Pearcy’s in great voice, the passages of time disguise-able. But be forwarned, if you never liked Pearcy’s style before, this album is not going to change your mind. His vocals are augmented by some nice, but not overdone, backing vocals from the band. Longtime bassist Robbie Crane supplies backing vocals while holding down the bottom end.

INFESTATION_0005The sound of the album is pure Ratt, but modernly produced; surely the best sounding record they’ve done so far. Picture a heavier Out Of The Cellar. There are nods and winks to other eras of Ratt as well: I hear a little bit of “Way Cool” here and there, and damned if “Best Of Me” wouldn’t have fit right in on Detonator. Yet this is no retro-fest, as much as it does echo the 80’s. There are still sounds here that sound tougher and more modern, like the fast and heavy opener “Eat Me Up Alive” (my second favourite song).  There’s filler here, but even the filler is worth holding your finger off the skip button.  All except perhaps the dreadful “A Little Too Much”.

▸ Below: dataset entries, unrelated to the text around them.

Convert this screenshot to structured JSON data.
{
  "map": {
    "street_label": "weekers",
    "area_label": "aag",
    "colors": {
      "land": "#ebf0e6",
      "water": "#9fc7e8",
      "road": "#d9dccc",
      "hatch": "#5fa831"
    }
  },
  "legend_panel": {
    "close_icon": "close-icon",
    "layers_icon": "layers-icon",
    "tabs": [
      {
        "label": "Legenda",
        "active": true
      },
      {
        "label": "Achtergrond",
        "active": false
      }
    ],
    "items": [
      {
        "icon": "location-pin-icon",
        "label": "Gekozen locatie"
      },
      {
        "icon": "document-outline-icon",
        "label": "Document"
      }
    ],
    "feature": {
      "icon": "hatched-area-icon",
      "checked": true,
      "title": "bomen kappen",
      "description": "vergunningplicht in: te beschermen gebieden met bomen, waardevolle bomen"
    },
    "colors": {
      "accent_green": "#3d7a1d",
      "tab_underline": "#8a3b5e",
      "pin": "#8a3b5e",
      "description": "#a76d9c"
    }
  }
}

There Japanese bonus track is a cool slow groove rocker called “Scatter”, with a great memorable chorus. This is the best song to me.  Itunes got the track as well, but because I always prefer a physical edition, I bought the Japanese for my physical copy.  You will have to judge the value of that expenditure yourself, however I deemed it worthwhile.

There are also three live bonus tracks on the iTunes version, worth getting. These songs are “You Think You’re Tough”, “Tell The World”, and “Way Cool Jr.”, all previously unreleased and with Cavazo on guitar, “Live from the Rockline Studios”.  “You Think You’re Tough” is my favourite song from Ratt EP.

If you have ever liked Ratt, pick up Infestation if you’re curious what the band sounds like 25 years later. This is a solid Ratt album, not classic, but song for song among their better records.  They’ve retained their signature “Ratt N’ Roll” sound, but also what dignity and integrity a bunch of Ratts have. Well done.

3.333/5 stars